Social media has been a platform the modern century runs on. Whether it’s emailing a professor or posting your new kicks on Instagram, somebody will be online.
According to the social media platform Hootsuite, “The number of social media users worldwide in 2019 is 3.484 billion, up 9% year-on-year.”
With elections coming up, presidential candidates have posted campaign ads on YouTube, Facebook, and other websites. And it has been disruptive. Reports of false political advertisements were found and corrected on October 21, 2019, sources say.
“As part of the election efforts, Facebook is launching Facebook Protect, additional security measures for accounts that may face threats during an election, including candidates, elected officials, and staff. Participants will have to use two-factor authentication, and their accounts will be monitored for hacking,” said Engadget.
Presidential candidate Elizabeth Warren paid to post a false ad on Facebook, and it was allowed. In a series of tweets, Warren addressed that Facebook posted the ad without fact-checking.
Facebook changed their ads policy to allow politicians to run ads with known lies—explicitly turning the platform into a disinformation-for-profit machine. This week, we decided to see just how far it goes.
— Elizabeth Warren (@ewarren) October 12, 2019
Warren said in another Tweet that America needs to “fix a corrupt system that lets giant companies like Facebook engage in illegal anti-competitive practices, stomp on consumer privacy rights, and repeatedly fumble their responsibility to protect our democracy.”
Facebook remains the top social network in the U.S, with 171.25 million mobile users accessing their mobile app in June 2019, statistics say. “The company’s other properties Instagram and Facebook Messenger ranked second and third with 123 and close to 108 million users respectively.“ according to statistica.
Like Warren, others are trying to outdo these false political ads.

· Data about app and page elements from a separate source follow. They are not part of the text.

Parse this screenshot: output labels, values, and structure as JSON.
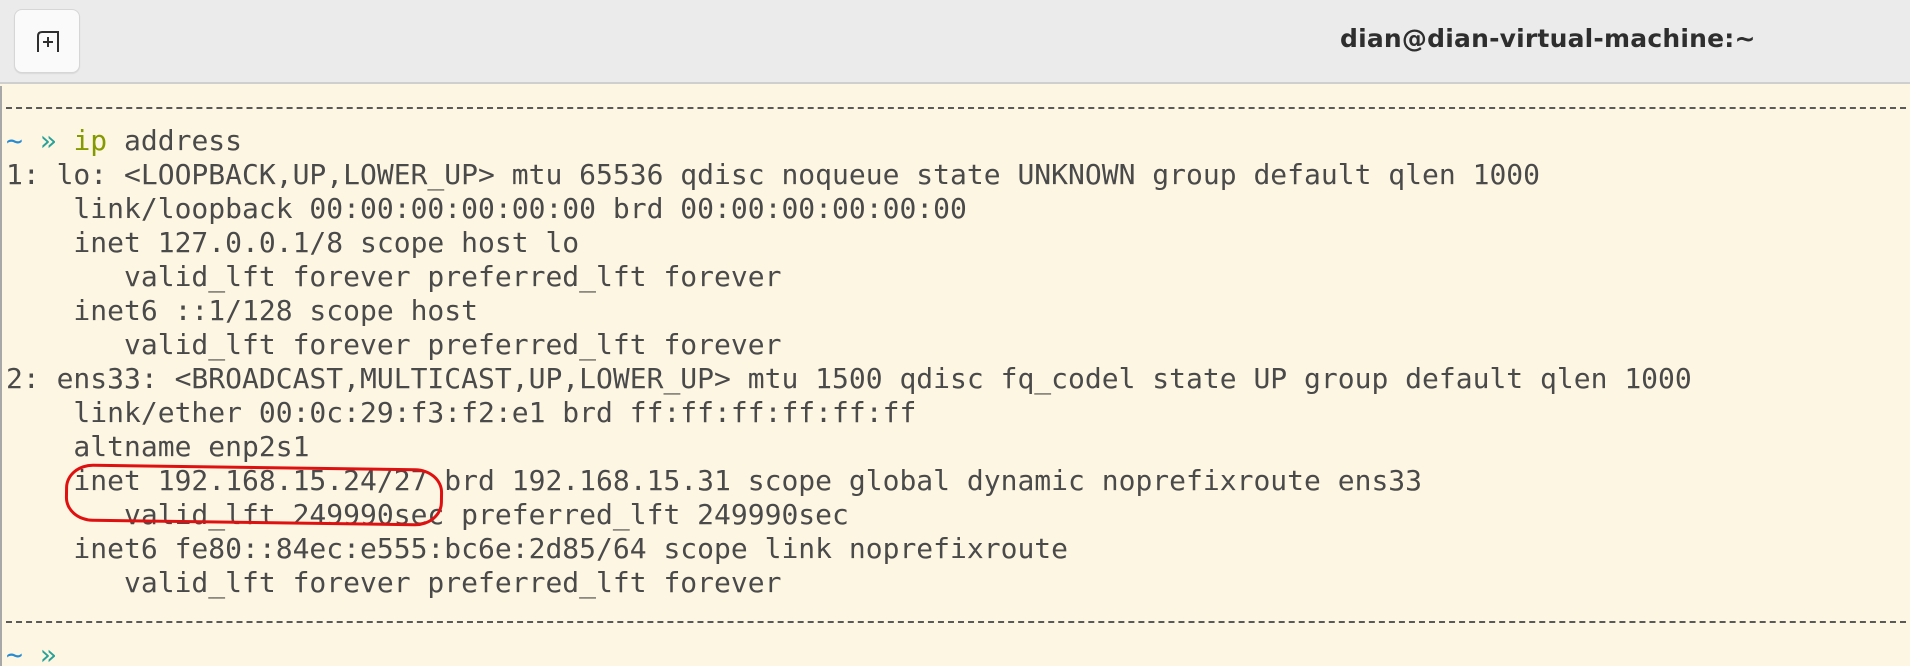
{
  "window": {
    "title": "dian@dian-virtual-machine:~"
  },
  "toolbar": {
    "new_tab_icon": "new-tab-icon"
  },
  "colors": {
    "terminal_bg": "#fdf6e3",
    "prompt_tilde": "#268bd2",
    "prompt_arrow": "#2aa198",
    "command": "#859900",
    "annotation": "#e01010"
  },
  "terminal": {
    "prompt_1": {
      "tilde": "~",
      "arrow": "»",
      "command": "ip",
      "args": " address"
    },
    "output": [
      "1: lo: <LOOPBACK,UP,LOWER_UP> mtu 65536 qdisc noqueue state UNKNOWN group default qlen 1000",
      "    link/loopback 00:00:00:00:00:00 brd 00:00:00:00:00:00",
      "    inet 127.0.0.1/8 scope host lo",
      "       valid_lft forever preferred_lft forever",
      "    inet6 ::1/128 scope host",
      "       valid_lft forever preferred_lft forever",
      "2: ens33: <BROADCAST,MULTICAST,UP,LOWER_UP> mtu 1500 qdisc fq_codel state UP group default qlen 1000",
      "    link/ether 00:0c:29:f3:f2:e1 brd ff:ff:ff:ff:ff:ff",
      "    altname enp2s1",
      "    inet 192.168.15.24/27 brd 192.168.15.31 scope global dynamic noprefixroute ens33",
      "       valid_lft 249990sec preferred_lft 249990sec",
      "    inet6 fe80::84ec:e555:bc6e:2d85/64 scope link noprefixroute",
      "       valid_lft forever preferred_lft forever"
    ],
    "prompt_2": {
      "tilde": "~",
      "arrow": "»"
    }
  }
}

Running for California governor is political activist, Adriel Hampton. Two of his attempts were defeated when taken down after 24 hours.
“I don’t usually run fake ads, but this was an interesting opportunity to test that premise, that it’s okay for politicians to lie. It went quite viral.” Hampton said. “My concern is that Donald Trump, who plans a billion-dollar campaign, can use this exemption to manipulate the election very easily.”